Isis marriage contracts unearthed by pro-government forces battling the group in Libya reveal that the jihadists offered their brides unusual dowries - machineguns and explosive belts.
Forces allied with the country's unity government discovered the archives as they searched buildings seized during their months-long battle to oust Isis from its coastal bastion of Sirte.
The documents belonged to the jihadists' "Judicial and Complaints Department".
Published on pro-government forces' Facebook pages, they include marriage contracts and divorce rulings.
In one example from November 31, 2015, Abu Mansour, a Tunisian born in 1977, married a Nigerian called Miriam, in the presence of Sudanese and Malian witnesses.
In contrast to Islamic norms, Abu Mansour did not pay a dowry but vowed to pay compensation in the event of his death or the marriage being dissolved - in the form of an explosive belt.
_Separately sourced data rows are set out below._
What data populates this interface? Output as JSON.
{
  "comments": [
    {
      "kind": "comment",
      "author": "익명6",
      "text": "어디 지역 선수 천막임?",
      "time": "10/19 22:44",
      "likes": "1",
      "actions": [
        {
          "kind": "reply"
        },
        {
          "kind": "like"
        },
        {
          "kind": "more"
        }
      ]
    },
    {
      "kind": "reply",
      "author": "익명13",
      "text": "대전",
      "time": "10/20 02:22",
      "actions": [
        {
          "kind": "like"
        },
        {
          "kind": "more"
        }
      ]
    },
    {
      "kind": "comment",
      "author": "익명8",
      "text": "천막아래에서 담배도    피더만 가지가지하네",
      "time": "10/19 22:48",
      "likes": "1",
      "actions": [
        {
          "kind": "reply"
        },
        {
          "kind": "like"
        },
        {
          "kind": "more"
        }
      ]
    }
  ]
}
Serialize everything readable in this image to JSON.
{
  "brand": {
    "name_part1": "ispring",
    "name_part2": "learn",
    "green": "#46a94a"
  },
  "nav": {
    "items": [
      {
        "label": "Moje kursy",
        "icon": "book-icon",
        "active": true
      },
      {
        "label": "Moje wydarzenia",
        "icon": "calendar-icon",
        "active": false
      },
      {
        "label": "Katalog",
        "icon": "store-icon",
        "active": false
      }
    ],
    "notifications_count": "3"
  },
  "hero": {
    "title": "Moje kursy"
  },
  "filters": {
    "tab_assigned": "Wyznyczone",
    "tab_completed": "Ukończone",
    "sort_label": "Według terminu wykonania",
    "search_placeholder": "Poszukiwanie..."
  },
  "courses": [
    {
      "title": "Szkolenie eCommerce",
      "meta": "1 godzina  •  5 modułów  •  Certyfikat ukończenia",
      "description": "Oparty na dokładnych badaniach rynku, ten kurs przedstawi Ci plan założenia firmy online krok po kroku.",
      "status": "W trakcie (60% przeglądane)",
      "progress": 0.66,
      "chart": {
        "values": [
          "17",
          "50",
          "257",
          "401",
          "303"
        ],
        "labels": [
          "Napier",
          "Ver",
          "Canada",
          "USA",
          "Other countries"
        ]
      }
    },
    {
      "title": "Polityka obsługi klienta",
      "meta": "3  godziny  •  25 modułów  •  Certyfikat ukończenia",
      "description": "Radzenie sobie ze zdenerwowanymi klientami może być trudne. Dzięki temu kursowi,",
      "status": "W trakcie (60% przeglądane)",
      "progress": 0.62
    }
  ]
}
Fatima, from Nigeria, was promised a Kalashnikov assault rifle in case of divorce or if her husband, Malian Abu Said, died.
Isis jihadists took over Sirte in June 2015 and imposed a reign of terror including executions in public squares.
They patrolled the streets in 4x4s to ensure that men were observing prayer times and women were not venturing out alone.
Forces allied with Libya's Government of National Accord launched an offensive on May 12 to retake the port city that was the home town of late dictator Muammar Gaddafi.
They cornered the jihadists in a small area in central Sirte but were slowed down by snipers and suicide bombings that have killed some 450 pro-government fighters.